DATASET:
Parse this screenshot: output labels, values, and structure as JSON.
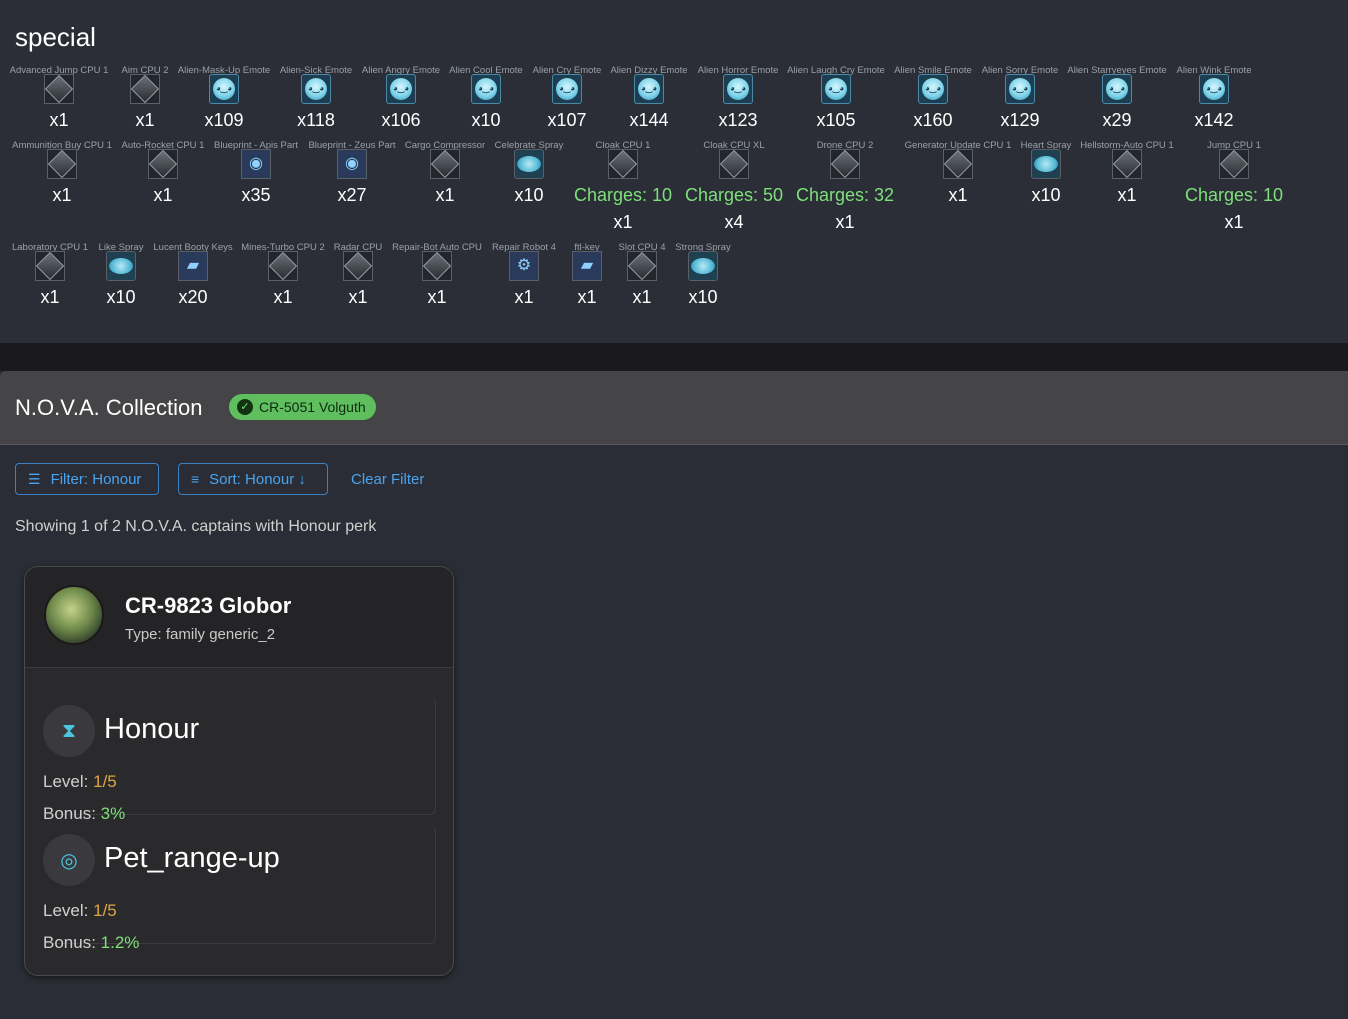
{
  "special": {
    "title": "special",
    "rows": [
      [
        {
          "label": "Advanced Jump CPU 1",
          "count": "x1",
          "icon": "cpu-icon"
        },
        {
          "label": "Aim CPU 2",
          "count": "x1",
          "icon": "cpu-icon"
        },
        {
          "label": "Alien-Mask-Up Emote",
          "count": "x109",
          "icon": "alien-emote-icon"
        },
        {
          "label": "Alien-Sick Emote",
          "count": "x118",
          "icon": "alien-emote-icon"
        },
        {
          "label": "Alien Angry Emote",
          "count": "x106",
          "icon": "alien-emote-icon"
        },
        {
          "label": "Alien Cool Emote",
          "count": "x10",
          "icon": "alien-emote-icon"
        },
        {
          "label": "Alien Cry Emote",
          "count": "x107",
          "icon": "alien-emote-icon"
        },
        {
          "label": "Alien Dizzy Emote",
          "count": "x144",
          "icon": "alien-emote-icon"
        },
        {
          "label": "Alien Horror Emote",
          "count": "x123",
          "icon": "alien-emote-icon"
        },
        {
          "label": "Alien Laugh Cry Emote",
          "count": "x105",
          "icon": "alien-emote-icon"
        },
        {
          "label": "Alien Smile Emote",
          "count": "x160",
          "icon": "alien-emote-icon"
        },
        {
          "label": "Alien Sorry Emote",
          "count": "x129",
          "icon": "alien-emote-icon"
        },
        {
          "label": "Alien Starryeyes Emote",
          "count": "x29",
          "icon": "alien-emote-icon"
        },
        {
          "label": "Alien Wink Emote",
          "count": "x142",
          "icon": "alien-emote-icon"
        }
      ],
      [
        {
          "label": "Ammunition Buy CPU 1",
          "count": "x1",
          "icon": "cpu-icon"
        },
        {
          "label": "Auto-Rocket CPU 1",
          "count": "x1",
          "icon": "cpu-icon"
        },
        {
          "label": "Blueprint - Apis Part",
          "count": "x35",
          "icon": "blueprint-icon"
        },
        {
          "label": "Blueprint - Zeus Part",
          "count": "x27",
          "icon": "blueprint-icon"
        },
        {
          "label": "Cargo Compressor",
          "count": "x1",
          "icon": "cpu-icon"
        },
        {
          "label": "Celebrate Spray",
          "count": "x10",
          "icon": "spray-icon"
        },
        {
          "label": "Cloak CPU 1",
          "charges": "Charges: 10",
          "count": "x1",
          "icon": "cpu-icon"
        },
        {
          "label": "Cloak CPU XL",
          "charges": "Charges: 50",
          "count": "x4",
          "icon": "cpu-icon"
        },
        {
          "label": "Drone CPU 2",
          "charges": "Charges: 32",
          "count": "x1",
          "icon": "cpu-icon"
        },
        {
          "label": "Generator Update CPU 1",
          "count": "x1",
          "icon": "cpu-icon"
        },
        {
          "label": "Heart Spray",
          "count": "x10",
          "icon": "spray-icon"
        },
        {
          "label": "Hellstorm-Auto CPU 1",
          "count": "x1",
          "icon": "cpu-icon"
        },
        {
          "label": "Jump CPU 1",
          "charges": "Charges: 10",
          "count": "x1",
          "icon": "cpu-icon"
        }
      ],
      [
        {
          "label": "Laboratory CPU 1",
          "count": "x1",
          "icon": "cpu-icon"
        },
        {
          "label": "Like Spray",
          "count": "x10",
          "icon": "spray-icon"
        },
        {
          "label": "Lucent Booty Keys",
          "count": "x20",
          "icon": "key-icon"
        },
        {
          "label": "Mines-Turbo CPU 2",
          "count": "x1",
          "icon": "cpu-icon"
        },
        {
          "label": "Radar CPU",
          "count": "x1",
          "icon": "cpu-icon"
        },
        {
          "label": "Repair-Bot Auto CPU",
          "count": "x1",
          "icon": "cpu-icon"
        },
        {
          "label": "Repair Robot 4",
          "count": "x1",
          "icon": "robot-icon"
        },
        {
          "label": "ftl-key",
          "count": "x1",
          "icon": "key-icon"
        },
        {
          "label": "Slot CPU 4",
          "count": "x1",
          "icon": "cpu-icon"
        },
        {
          "label": "Strong Spray",
          "count": "x10",
          "icon": "spray-icon"
        }
      ]
    ]
  },
  "nova": {
    "title": "N.O.V.A. Collection",
    "chip": "CR-5051 Volguth",
    "filter_label": "Filter: Honour",
    "sort_label": "Sort: Honour ↓",
    "clear_label": "Clear Filter",
    "showing": "Showing 1 of 2 N.O.V.A. captains with Honour perk",
    "captain": {
      "name": "CR-9823 Globor",
      "type": "Type: family generic_2",
      "perks": [
        {
          "name": "Honour",
          "level_label": "Level:",
          "level": "1/5",
          "bonus_label": "Bonus:",
          "bonus": "3%",
          "icon": "hourglass-icon"
        },
        {
          "name": "Pet_range-up",
          "level_label": "Level:",
          "level": "1/5",
          "bonus_label": "Bonus:",
          "bonus": "1.2%",
          "icon": "pet-range-icon"
        }
      ]
    }
  },
  "colors": {
    "accent": "#4aa3ee",
    "charges": "#7ee07a",
    "level": "#e0a73c",
    "chip": "#5fbf5f"
  }
}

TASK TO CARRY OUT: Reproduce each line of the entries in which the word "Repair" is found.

ANSWER FOR THE TASK:
          "label": "Repair-Bot Auto CPU",
          "label": "Repair Robot 4",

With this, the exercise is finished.